*REQUIRED ACTION*
Exact copy, no pictures: return all the records as they stand.

*AVAILABLE RECORDS*
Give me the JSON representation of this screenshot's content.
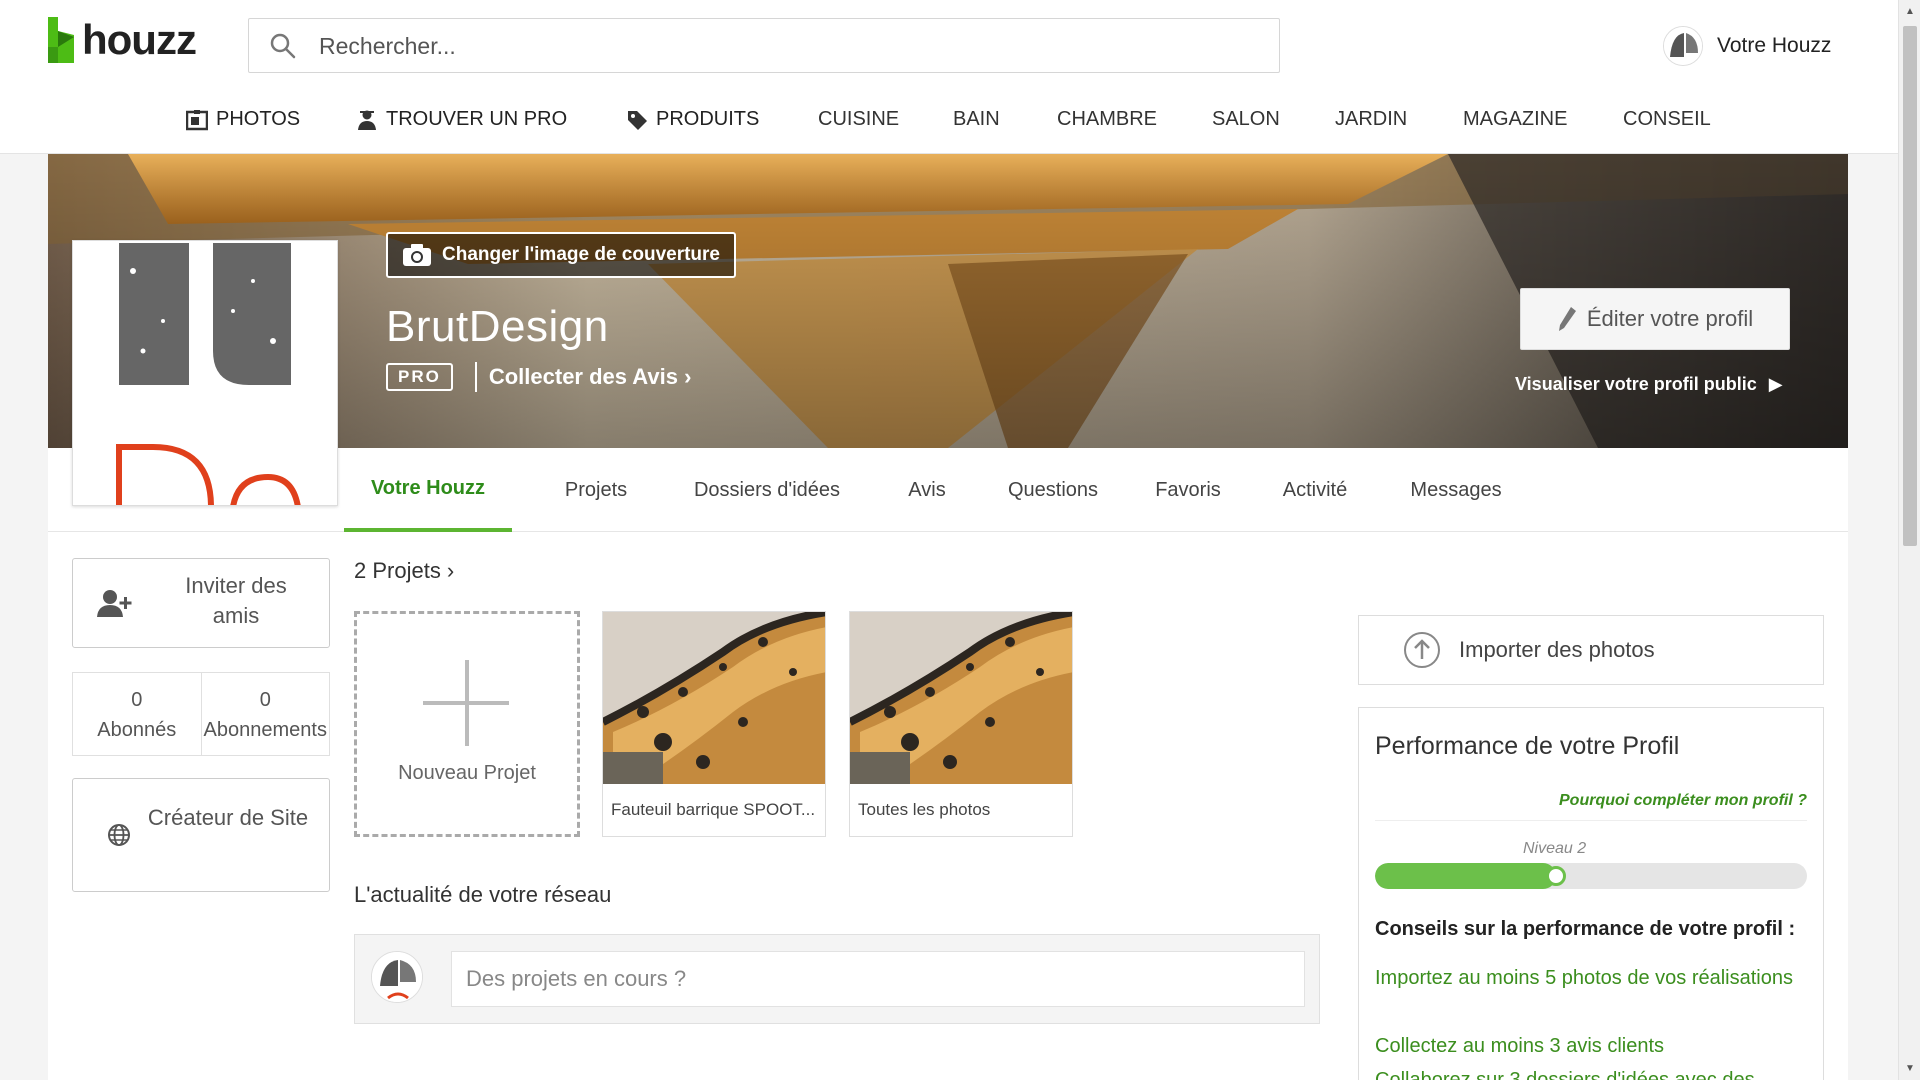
{
  "header": {
    "logo_text": "houzz",
    "search_placeholder": "Rechercher...",
    "user_label": "Votre Houzz"
  },
  "nav": {
    "items": [
      {
        "label": "PHOTOS",
        "icon": "photos-icon"
      },
      {
        "label": "TROUVER UN PRO",
        "icon": "pro-icon"
      },
      {
        "label": "PRODUITS",
        "icon": "tag-icon"
      },
      {
        "label": "CUISINE"
      },
      {
        "label": "BAIN"
      },
      {
        "label": "CHAMBRE"
      },
      {
        "label": "SALON"
      },
      {
        "label": "JARDIN"
      },
      {
        "label": "MAGAZINE"
      },
      {
        "label": "CONSEIL"
      }
    ]
  },
  "profile": {
    "change_cover_label": "Changer l'image de couverture",
    "name": "BrutDesign",
    "pro_badge": "PRO",
    "collect_reviews": "Collecter des Avis",
    "edit_profile": "Éditer votre profil",
    "view_public": "Visualiser votre profil public"
  },
  "tabs": [
    {
      "label": "Votre Houzz",
      "active": true
    },
    {
      "label": "Projets"
    },
    {
      "label": "Dossiers d'idées"
    },
    {
      "label": "Avis"
    },
    {
      "label": "Questions"
    },
    {
      "label": "Favoris"
    },
    {
      "label": "Activité"
    },
    {
      "label": "Messages"
    }
  ],
  "sidebar": {
    "invite_label": "Inviter des amis",
    "followers_count": "0",
    "followers_label": "Abonnés",
    "following_count": "0",
    "following_label": "Abonnements",
    "site_creator_label": "Créateur de Site"
  },
  "projects": {
    "title": "2 Projets",
    "new_project_label": "Nouveau Projet",
    "items": [
      {
        "label": "Fauteuil barrique SPOOT..."
      },
      {
        "label": "Toutes les photos"
      }
    ]
  },
  "feed": {
    "title": "L'actualité de votre réseau",
    "placeholder": "Des projets en cours ?"
  },
  "right": {
    "import_label": "Importer des photos",
    "perf_title": "Performance de votre Profil",
    "why_link": "Pourquoi compléter mon profil ?",
    "level_label": "Niveau 2",
    "progress": 0.42,
    "tips_title": "Conseils sur la performance de votre profil :",
    "tips": [
      "Importez au moins 5 photos de vos réalisations",
      "Collectez au moins 3 avis clients",
      "Collaborez sur 3 dossiers d'idées avec des"
    ]
  },
  "colors": {
    "brand_green": "#5cb531",
    "link_green": "#3b8e1e",
    "progress_green": "#6cc04a"
  }
}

*OUTPUT FOR THIS TASK*
Give me the JSON representation of this screenshot's content.
{
  "header": {
    "logo_text": "houzz",
    "search_placeholder": "Rechercher...",
    "user_label": "Votre Houzz"
  },
  "nav": {
    "items": [
      {
        "label": "PHOTOS",
        "icon": "photos-icon"
      },
      {
        "label": "TROUVER UN PRO",
        "icon": "pro-icon"
      },
      {
        "label": "PRODUITS",
        "icon": "tag-icon"
      },
      {
        "label": "CUISINE"
      },
      {
        "label": "BAIN"
      },
      {
        "label": "CHAMBRE"
      },
      {
        "label": "SALON"
      },
      {
        "label": "JARDIN"
      },
      {
        "label": "MAGAZINE"
      },
      {
        "label": "CONSEIL"
      }
    ]
  },
  "profile": {
    "change_cover_label": "Changer l'image de couverture",
    "name": "BrutDesign",
    "pro_badge": "PRO",
    "collect_reviews": "Collecter des Avis",
    "edit_profile": "Éditer votre profil",
    "view_public": "Visualiser votre profil public"
  },
  "tabs": [
    {
      "label": "Votre Houzz",
      "active": true
    },
    {
      "label": "Projets"
    },
    {
      "label": "Dossiers d'idées"
    },
    {
      "label": "Avis"
    },
    {
      "label": "Questions"
    },
    {
      "label": "Favoris"
    },
    {
      "label": "Activité"
    },
    {
      "label": "Messages"
    }
  ],
  "sidebar": {
    "invite_label": "Inviter des amis",
    "followers_count": "0",
    "followers_label": "Abonnés",
    "following_count": "0",
    "following_label": "Abonnements",
    "site_creator_label": "Créateur de Site"
  },
  "projects": {
    "title": "2 Projets",
    "new_project_label": "Nouveau Projet",
    "items": [
      {
        "label": "Fauteuil barrique SPOOT..."
      },
      {
        "label": "Toutes les photos"
      }
    ]
  },
  "feed": {
    "title": "L'actualité de votre réseau",
    "placeholder": "Des projets en cours ?"
  },
  "right": {
    "import_label": "Importer des photos",
    "perf_title": "Performance de votre Profil",
    "why_link": "Pourquoi compléter mon profil ?",
    "level_label": "Niveau 2",
    "progress": 0.42,
    "tips_title": "Conseils sur la performance de votre profil :",
    "tips": [
      "Importez au moins 5 photos de vos réalisations",
      "Collectez au moins 3 avis clients",
      "Collaborez sur 3 dossiers d'idées avec des"
    ]
  },
  "colors": {
    "brand_green": "#5cb531",
    "link_green": "#3b8e1e",
    "progress_green": "#6cc04a"
  }
}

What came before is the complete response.